I was attending SJC at that time, as an S.S.F. Brother studying for the L.Th. exams, and was intrigued by this exotic New Zealander who had been personally advised by the then Bishop of Auckland, +Paul Reeves – later to become Archbishop of Aotearoa/New Zealand – (who had been his presenting bishop before ordination for the Waiapu Diocese) to undertake further studies in Maori at St. John’s College, Auckland. Around that time, when I was studying at Saint John’s, the College was host to two more students destined to become bishops in ACANZP – ++Philip Richardson, now the Pakeha Archbishop of New Zealand, and +Kelvin Wright, currently Bishop of Dunedin.
Archbishop David Moxon’s ministry in both Maori and Pakeha Tikanga in ACANZP gifted him abundantly for his current role as the latest Anglican Communion Representative to the Holy See, which task he took up in 2013 after his episcopal ordination as Bishop of Waikato.

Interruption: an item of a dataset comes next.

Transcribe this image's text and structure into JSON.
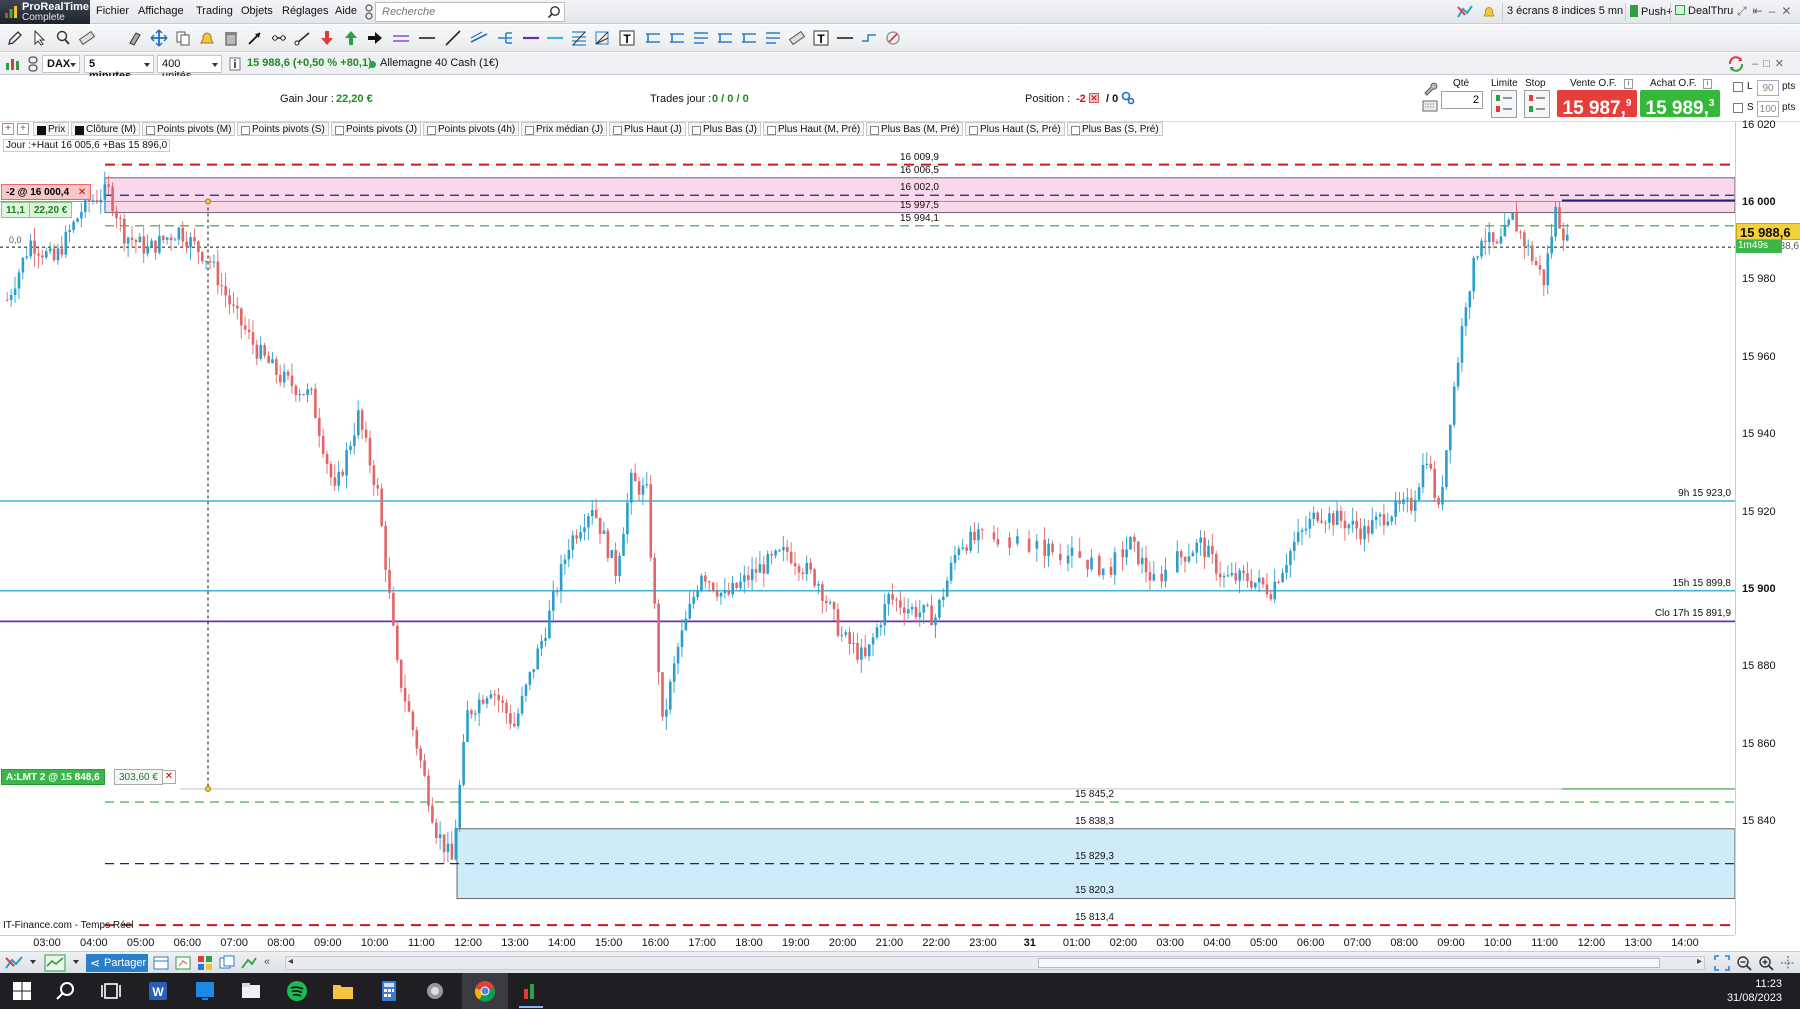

N.Z. in 1993, and his accession as Pakeha Tikanga Archbishop of New Zealand in 2006.
Archbishop David’s Anglo-Catholic leanings – not unlike those of his mentor, former Archbishop Paul Reeves – led to an easy relationship with the Roman Catholic Bishops in Aotearoa/New Zealand. In fact, he was first ordained Bishop of Waikato in the R.C. Cathedral in Hamilton, because his own Anglican Cathedral was not deemed large enough to contain the likely congregation on that august occasion.
Bishop David’s work as Director of Theology for Education by Extension in the Provincial Church from 1987 – 1993 provided insights into a sphere that has equipped him for continuing dialogue with ARCIC and the Roman Catholic Church – a task with which he is now intimately involved, through direct contact with Pope Francis and officials at the Vatican in Rome, in which city he is now domiciled.
In this intimate relationship with the Roman Catholic Church, it would have been important to Archbishop David that he try to articulate the difficulties currently encountered in the Anglican Communion’s stand-off on issues of gender and sexuality – which happens to coincide with the imminent Roman Catholic Conference on the Family, called by Pope Francis to address problems encountered in his Church on the very same issues. With the Pope’s well-known desire to open up the Catholic Church to a more compassionate treatment of women and gays – despite the expected opposition of some members of the Curia – it may well be that these two ‘princes of the Church’ could provide some welcome support for one another in their ecumenical pastoral conversations.
Father Ron Smith, Christchurch, New Zealand